Records from a collection:
-*-
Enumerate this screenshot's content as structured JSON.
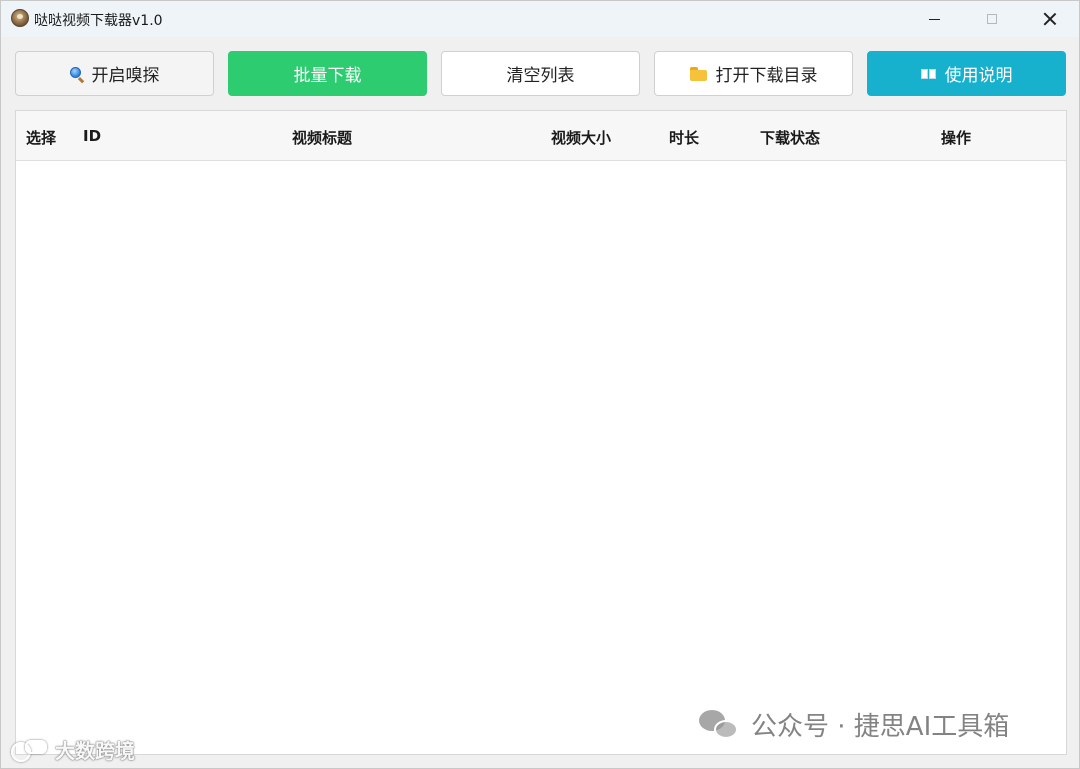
{
  "window": {
    "title": "哒哒视频下载器v1.0"
  },
  "toolbar": {
    "sniff_label": "开启嗅探",
    "batch_download_label": "批量下载",
    "clear_list_label": "清空列表",
    "open_folder_label": "打开下载目录",
    "help_label": "使用说明",
    "colors": {
      "batch_download": "#2ecc71",
      "help": "#17b1ce"
    },
    "icons": {
      "sniff": "search-icon",
      "open_folder": "folder-icon",
      "help": "book-icon"
    }
  },
  "table": {
    "columns": [
      "选择",
      "ID",
      "视频标题",
      "视频大小",
      "时长",
      "下载状态",
      "操作"
    ],
    "rows": []
  },
  "watermarks": {
    "right": "公众号 · 捷思AI工具箱",
    "left": "大数跨境"
  }
}
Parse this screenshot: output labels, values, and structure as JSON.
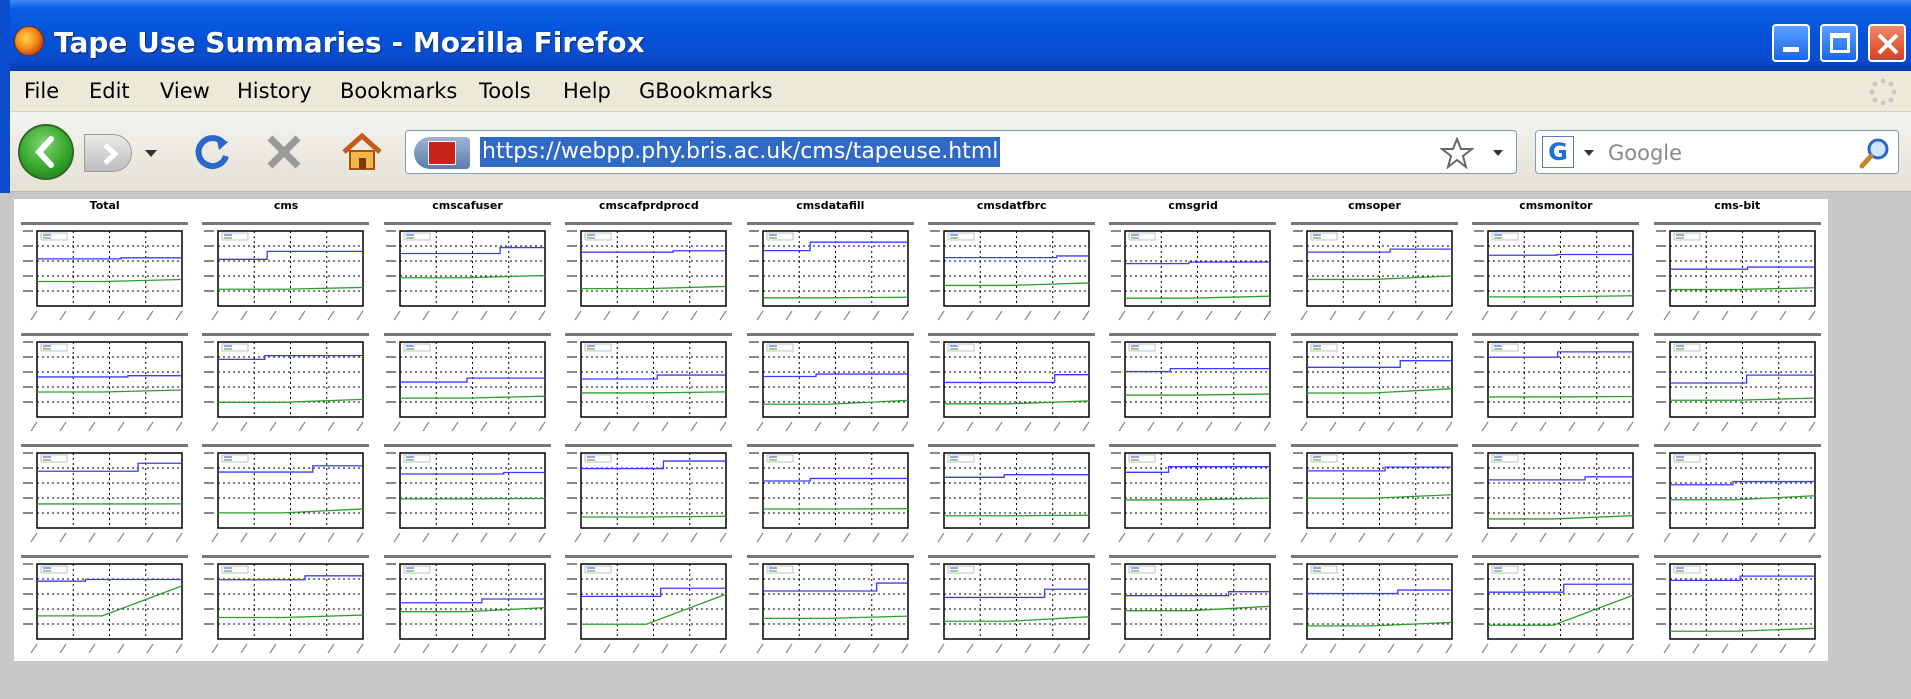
{
  "window": {
    "title": "Tape Use Summaries - Mozilla Firefox",
    "app_icon": "firefox-icon"
  },
  "menu": [
    "File",
    "Edit",
    "View",
    "History",
    "Bookmarks",
    "Tools",
    "Help",
    "GBookmarks"
  ],
  "navigation": {
    "url": "https://webpp.phy.bris.ac.uk/cms/tapeuse.html",
    "search_placeholder": "Google",
    "search_engine_icon": "G",
    "icons": [
      "back-arrow-icon",
      "forward-arrow-icon",
      "reload-icon",
      "stop-icon",
      "home-icon",
      "site-icon",
      "bookmark-star-icon",
      "search-magnifier-icon"
    ]
  },
  "plots": {
    "column_headers": [
      "Total",
      "cms",
      "cmscafuser",
      "cmscafprdprocd",
      "cmsdatafill",
      "cmsdatfbrc",
      "cmsgrid",
      "cmsoper",
      "cmsmonitor",
      "cms-bit"
    ],
    "row_count": 4,
    "colors": {
      "series_a": "#3b3bff",
      "series_b": "#2e9e2e",
      "grid": "#000000",
      "frame": "#000000"
    }
  }
}
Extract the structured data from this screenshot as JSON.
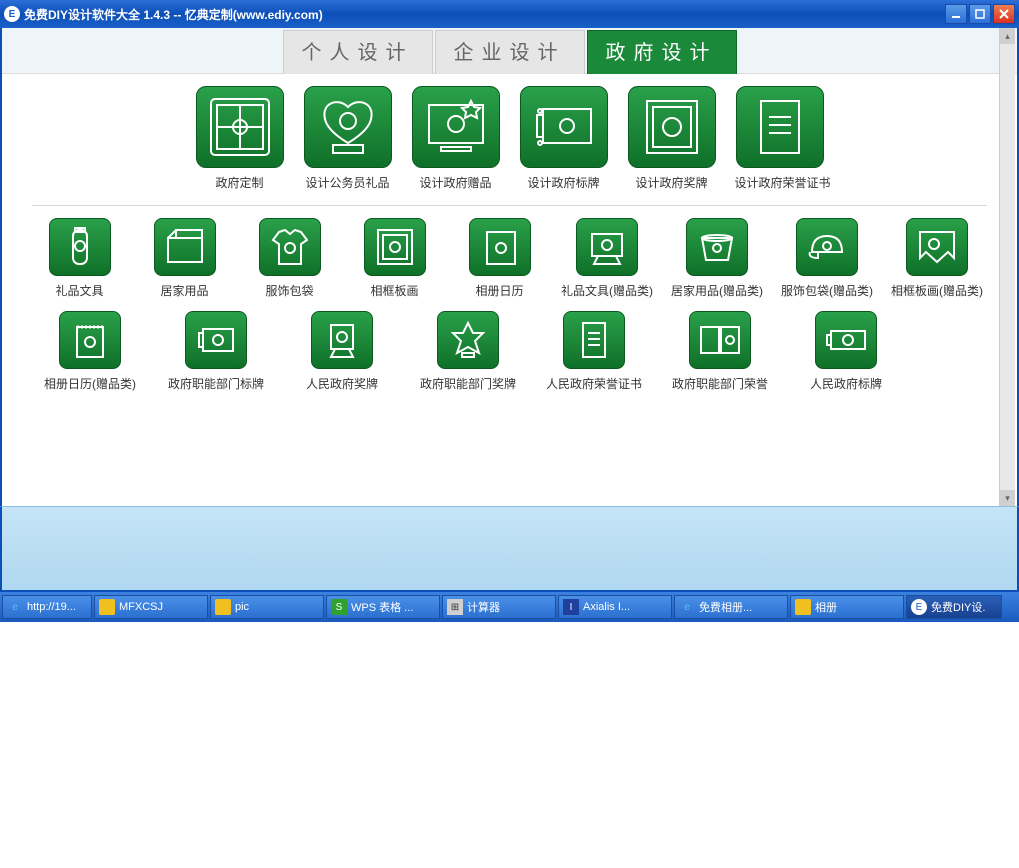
{
  "window": {
    "title": "免费DIY设计软件大全  1.4.3 -- 忆典定制(www.ediy.com)",
    "icon_letter": "E"
  },
  "tabs": [
    {
      "label": "个人设计",
      "active": false
    },
    {
      "label": "企业设计",
      "active": false
    },
    {
      "label": "政府设计",
      "active": true
    }
  ],
  "row1": [
    {
      "label": "政府定制"
    },
    {
      "label": "设计公务员礼品"
    },
    {
      "label": "设计政府赠品"
    },
    {
      "label": "设计政府标牌"
    },
    {
      "label": "设计政府奖牌"
    },
    {
      "label": "设计政府荣誉证书"
    }
  ],
  "row2": [
    {
      "label": "礼品文具"
    },
    {
      "label": "居家用品"
    },
    {
      "label": "服饰包袋"
    },
    {
      "label": "相框板画"
    },
    {
      "label": "相册日历"
    },
    {
      "label": "礼品文具(赠品类)"
    },
    {
      "label": "居家用品(赠品类)"
    },
    {
      "label": "服饰包袋(赠品类)"
    },
    {
      "label": "相框板画(赠品类)"
    }
  ],
  "row3": [
    {
      "label": "相册日历(赠品类)"
    },
    {
      "label": "政府职能部门标牌"
    },
    {
      "label": "人民政府奖牌"
    },
    {
      "label": "政府职能部门奖牌"
    },
    {
      "label": "人民政府荣誉证书"
    },
    {
      "label": "政府职能部门荣誉"
    },
    {
      "label": "人民政府标牌"
    }
  ],
  "taskbar": [
    {
      "label": "http://19...",
      "icon": "ie",
      "active": false
    },
    {
      "label": "MFXCSJ",
      "icon": "folder",
      "active": false
    },
    {
      "label": "pic",
      "icon": "folder",
      "active": false
    },
    {
      "label": "WPS 表格 ...",
      "icon": "wps",
      "active": false
    },
    {
      "label": "计算器",
      "icon": "calc",
      "active": false
    },
    {
      "label": "Axialis I...",
      "icon": "axialis",
      "active": false
    },
    {
      "label": "免费相册...",
      "icon": "ie",
      "active": false
    },
    {
      "label": "相册",
      "icon": "folder",
      "active": false
    },
    {
      "label": "免费DIY设.",
      "icon": "app",
      "active": true
    }
  ]
}
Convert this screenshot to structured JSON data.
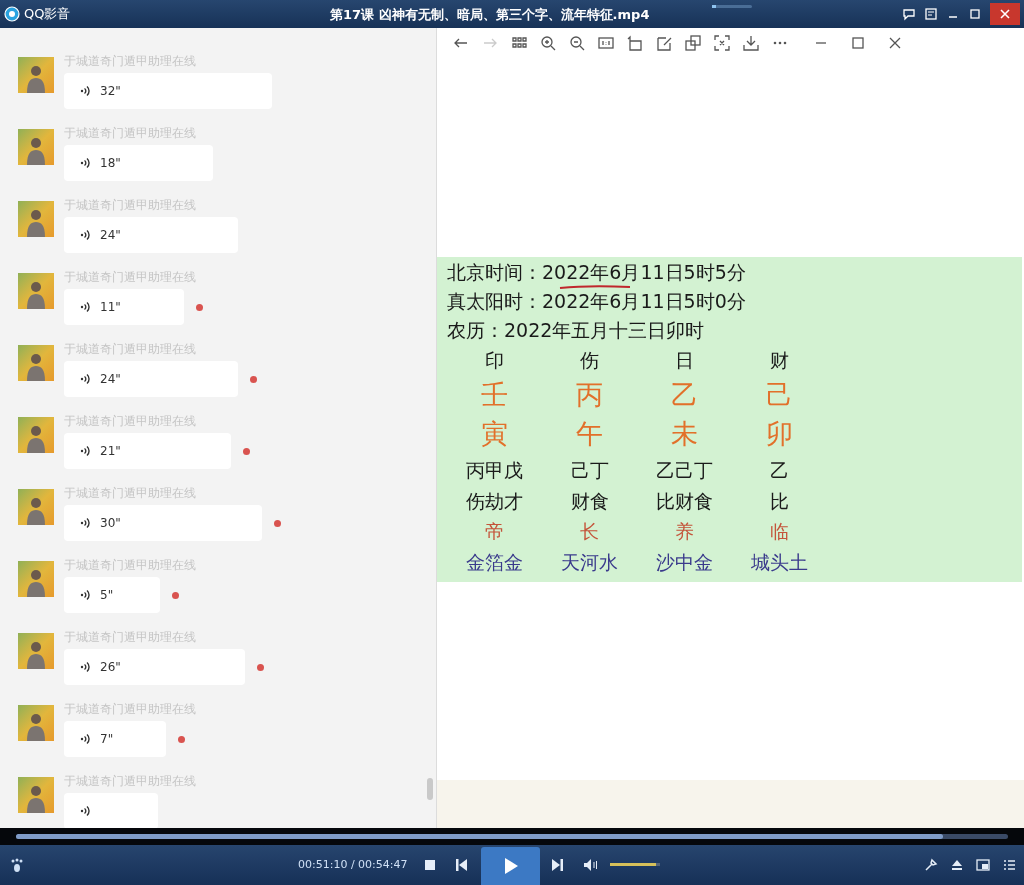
{
  "window": {
    "app_name": "QQ影音",
    "title": "第17课 凶神有无制、暗局、第三个字、流年特征.mp4"
  },
  "chat": {
    "messages": [
      {
        "sender": "于城道奇门遁甲助理在线",
        "duration": "32\"",
        "unread": false
      },
      {
        "sender": "于城道奇门遁甲助理在线",
        "duration": "18\"",
        "unread": false
      },
      {
        "sender": "于城道奇门遁甲助理在线",
        "duration": "24\"",
        "unread": false
      },
      {
        "sender": "于城道奇门遁甲助理在线",
        "duration": "11\"",
        "unread": true
      },
      {
        "sender": "于城道奇门遁甲助理在线",
        "duration": "24\"",
        "unread": true
      },
      {
        "sender": "于城道奇门遁甲助理在线",
        "duration": "21\"",
        "unread": true
      },
      {
        "sender": "于城道奇门遁甲助理在线",
        "duration": "30\"",
        "unread": true
      },
      {
        "sender": "于城道奇门遁甲助理在线",
        "duration": "5\"",
        "unread": true
      },
      {
        "sender": "于城道奇门遁甲助理在线",
        "duration": "26\"",
        "unread": true
      },
      {
        "sender": "于城道奇门遁甲助理在线",
        "duration": "7\"",
        "unread": true
      },
      {
        "sender": "于城道奇门遁甲助理在线",
        "unread": false
      }
    ]
  },
  "viewer": {
    "nav": [
      {
        "disabled": false
      },
      {
        "disabled": true
      }
    ],
    "info_lines": [
      {
        "text": "北京时间：2022年6月11日5时5分",
        "marked": true
      },
      {
        "text": "真太阳时：2022年6月11日5时0分",
        "marked": false
      },
      {
        "text": "农历：2022年五月十三日卯时",
        "marked": false
      }
    ],
    "chart_rows": [
      {
        "kind": "ten_god",
        "cells": [
          "印",
          "伤",
          "日",
          "财"
        ]
      },
      {
        "kind": "stem",
        "cells": [
          "壬",
          "丙",
          "乙",
          "己"
        ]
      },
      {
        "kind": "branch",
        "cells": [
          "寅",
          "午",
          "未",
          "卯"
        ]
      },
      {
        "kind": "hidden_stems",
        "cells": [
          "丙甲戊",
          "己丁",
          "乙己丁",
          "乙"
        ]
      },
      {
        "kind": "hidden_gods",
        "cells": [
          "伤劫才",
          "财食",
          "比财食",
          "比"
        ]
      },
      {
        "kind": "stage",
        "cells": [
          "帝",
          "长",
          "养",
          "临"
        ]
      },
      {
        "kind": "nayin",
        "cells": [
          "金箔金",
          "天河水",
          "沙中金",
          "城头土"
        ]
      }
    ]
  },
  "title_slider": {
    "level": 0.1
  },
  "player": {
    "progress": {
      "level": 0.934
    },
    "time": "00:51:10 / 00:54:47",
    "volume": {
      "level": 0.92
    }
  }
}
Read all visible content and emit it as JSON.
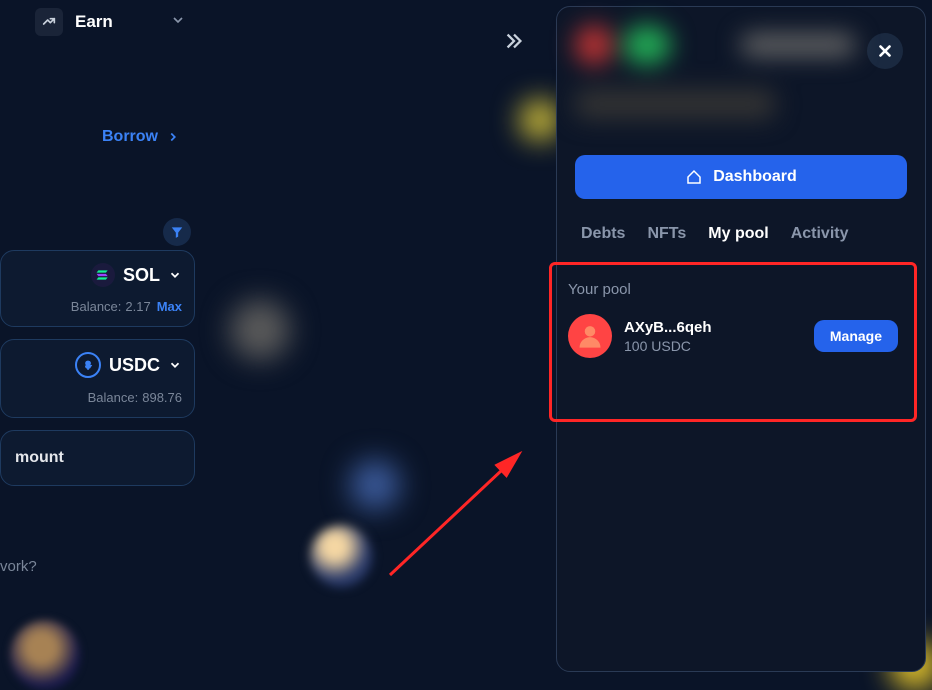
{
  "nav": {
    "earn_label": "Earn"
  },
  "breadcrumb": {
    "borrow_label": "Borrow"
  },
  "tokens": {
    "sol": {
      "name": "SOL",
      "balance_label": "Balance:",
      "balance_value": "2.17",
      "max_label": "Max"
    },
    "usdc": {
      "name": "USDC",
      "balance_label": "Balance:",
      "balance_value": "898.76"
    }
  },
  "amount_card": {
    "label": "mount"
  },
  "work_text": "vork?",
  "panel": {
    "dashboard_label": "Dashboard",
    "tabs": {
      "debts": "Debts",
      "nfts": "NFTs",
      "mypool": "My pool",
      "activity": "Activity"
    }
  },
  "pool": {
    "section_label": "Your pool",
    "id": "AXyB...6qeh",
    "amount": "100 USDC",
    "manage_label": "Manage"
  }
}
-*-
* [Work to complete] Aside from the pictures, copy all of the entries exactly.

* [Problem solution]
Enumerate this screenshot's content as structured JSON.
{
  "window": {
    "title": "哒哒视频下载器v1.0"
  },
  "toolbar": {
    "sniff_label": "开启嗅探",
    "batch_download_label": "批量下载",
    "clear_list_label": "清空列表",
    "open_folder_label": "打开下载目录",
    "help_label": "使用说明",
    "colors": {
      "batch_download": "#2ecc71",
      "help": "#17b1ce"
    },
    "icons": {
      "sniff": "search-icon",
      "open_folder": "folder-icon",
      "help": "book-icon"
    }
  },
  "table": {
    "columns": [
      "选择",
      "ID",
      "视频标题",
      "视频大小",
      "时长",
      "下载状态",
      "操作"
    ],
    "rows": []
  },
  "watermarks": {
    "right": "公众号 · 捷思AI工具箱",
    "left": "大数跨境"
  }
}
Parse this screenshot: output labels, values, and structure as JSON.
{
  "window": {
    "title": "Tape Use Summaries - Mozilla Firefox",
    "app_icon": "firefox-icon"
  },
  "menu": [
    "File",
    "Edit",
    "View",
    "History",
    "Bookmarks",
    "Tools",
    "Help",
    "GBookmarks"
  ],
  "navigation": {
    "url": "https://webpp.phy.bris.ac.uk/cms/tapeuse.html",
    "search_placeholder": "Google",
    "search_engine_icon": "G",
    "icons": [
      "back-arrow-icon",
      "forward-arrow-icon",
      "reload-icon",
      "stop-icon",
      "home-icon",
      "site-icon",
      "bookmark-star-icon",
      "search-magnifier-icon"
    ]
  },
  "plots": {
    "column_headers": [
      "Total",
      "cms",
      "cmscafuser",
      "cmscafprdprocd",
      "cmsdatafill",
      "cmsdatfbrc",
      "cmsgrid",
      "cmsoper",
      "cmsmonitor",
      "cms-bit"
    ],
    "row_count": 4,
    "colors": {
      "series_a": "#3b3bff",
      "series_b": "#2e9e2e",
      "grid": "#000000",
      "frame": "#000000"
    }
  }
}
Extract the structured data from this screenshot as JSON.
{
  "window": {
    "title": "免费DIY设计软件大全  1.4.3 -- 忆典定制(www.ediy.com)",
    "icon_letter": "E"
  },
  "tabs": [
    {
      "label": "个人设计",
      "active": false
    },
    {
      "label": "企业设计",
      "active": false
    },
    {
      "label": "政府设计",
      "active": true
    }
  ],
  "row1": [
    {
      "label": "政府定制"
    },
    {
      "label": "设计公务员礼品"
    },
    {
      "label": "设计政府赠品"
    },
    {
      "label": "设计政府标牌"
    },
    {
      "label": "设计政府奖牌"
    },
    {
      "label": "设计政府荣誉证书"
    }
  ],
  "row2": [
    {
      "label": "礼品文具"
    },
    {
      "label": "居家用品"
    },
    {
      "label": "服饰包袋"
    },
    {
      "label": "相框板画"
    },
    {
      "label": "相册日历"
    },
    {
      "label": "礼品文具(赠品类)"
    },
    {
      "label": "居家用品(赠品类)"
    },
    {
      "label": "服饰包袋(赠品类)"
    },
    {
      "label": "相框板画(赠品类)"
    }
  ],
  "row3": [
    {
      "label": "相册日历(赠品类)"
    },
    {
      "label": "政府职能部门标牌"
    },
    {
      "label": "人民政府奖牌"
    },
    {
      "label": "政府职能部门奖牌"
    },
    {
      "label": "人民政府荣誉证书"
    },
    {
      "label": "政府职能部门荣誉"
    },
    {
      "label": "人民政府标牌"
    }
  ],
  "taskbar": [
    {
      "label": "http://19...",
      "icon": "ie",
      "active": false
    },
    {
      "label": "MFXCSJ",
      "icon": "folder",
      "active": false
    },
    {
      "label": "pic",
      "icon": "folder",
      "active": false
    },
    {
      "label": "WPS 表格 ...",
      "icon": "wps",
      "active": false
    },
    {
      "label": "计算器",
      "icon": "calc",
      "active": false
    },
    {
      "label": "Axialis I...",
      "icon": "axialis",
      "active": false
    },
    {
      "label": "免费相册...",
      "icon": "ie",
      "active": false
    },
    {
      "label": "相册",
      "icon": "folder",
      "active": false
    },
    {
      "label": "免费DIY设.",
      "icon": "app",
      "active": true
    }
  ]
}
Convert this screenshot to structured JSON data.
{
  "window": {
    "app_name": "QQ影音",
    "title": "第17课 凶神有无制、暗局、第三个字、流年特征.mp4"
  },
  "chat": {
    "messages": [
      {
        "sender": "于城道奇门遁甲助理在线",
        "duration": "32\"",
        "unread": false
      },
      {
        "sender": "于城道奇门遁甲助理在线",
        "duration": "18\"",
        "unread": false
      },
      {
        "sender": "于城道奇门遁甲助理在线",
        "duration": "24\"",
        "unread": false
      },
      {
        "sender": "于城道奇门遁甲助理在线",
        "duration": "11\"",
        "unread": true
      },
      {
        "sender": "于城道奇门遁甲助理在线",
        "duration": "24\"",
        "unread": true
      },
      {
        "sender": "于城道奇门遁甲助理在线",
        "duration": "21\"",
        "unread": true
      },
      {
        "sender": "于城道奇门遁甲助理在线",
        "duration": "30\"",
        "unread": true
      },
      {
        "sender": "于城道奇门遁甲助理在线",
        "duration": "5\"",
        "unread": true
      },
      {
        "sender": "于城道奇门遁甲助理在线",
        "duration": "26\"",
        "unread": true
      },
      {
        "sender": "于城道奇门遁甲助理在线",
        "duration": "7\"",
        "unread": true
      },
      {
        "sender": "于城道奇门遁甲助理在线",
        "unread": false
      }
    ]
  },
  "viewer": {
    "nav": [
      {
        "disabled": false
      },
      {
        "disabled": true
      }
    ],
    "info_lines": [
      {
        "text": "北京时间：2022年6月11日5时5分",
        "marked": true
      },
      {
        "text": "真太阳时：2022年6月11日5时0分",
        "marked": false
      },
      {
        "text": "农历：2022年五月十三日卯时",
        "marked": false
      }
    ],
    "chart_rows": [
      {
        "kind": "ten_god",
        "cells": [
          "印",
          "伤",
          "日",
          "财"
        ]
      },
      {
        "kind": "stem",
        "cells": [
          "壬",
          "丙",
          "乙",
          "己"
        ]
      },
      {
        "kind": "branch",
        "cells": [
          "寅",
          "午",
          "未",
          "卯"
        ]
      },
      {
        "kind": "hidden_stems",
        "cells": [
          "丙甲戊",
          "己丁",
          "乙己丁",
          "乙"
        ]
      },
      {
        "kind": "hidden_gods",
        "cells": [
          "伤劫才",
          "财食",
          "比财食",
          "比"
        ]
      },
      {
        "kind": "stage",
        "cells": [
          "帝",
          "长",
          "养",
          "临"
        ]
      },
      {
        "kind": "nayin",
        "cells": [
          "金箔金",
          "天河水",
          "沙中金",
          "城头土"
        ]
      }
    ]
  },
  "title_slider": {
    "level": 0.1
  },
  "player": {
    "progress": {
      "level": 0.934
    },
    "time": "00:51:10 / 00:54:47",
    "volume": {
      "level": 0.92
    }
  }
}
Read all visible content and emit it as JSON.
{
  "nav": {
    "earn_label": "Earn"
  },
  "breadcrumb": {
    "borrow_label": "Borrow"
  },
  "tokens": {
    "sol": {
      "name": "SOL",
      "balance_label": "Balance:",
      "balance_value": "2.17",
      "max_label": "Max"
    },
    "usdc": {
      "name": "USDC",
      "balance_label": "Balance:",
      "balance_value": "898.76"
    }
  },
  "amount_card": {
    "label": "mount"
  },
  "work_text": "vork?",
  "panel": {
    "dashboard_label": "Dashboard",
    "tabs": {
      "debts": "Debts",
      "nfts": "NFTs",
      "mypool": "My pool",
      "activity": "Activity"
    }
  },
  "pool": {
    "section_label": "Your pool",
    "id": "AXyB...6qeh",
    "amount": "100 USDC",
    "manage_label": "Manage"
  }
}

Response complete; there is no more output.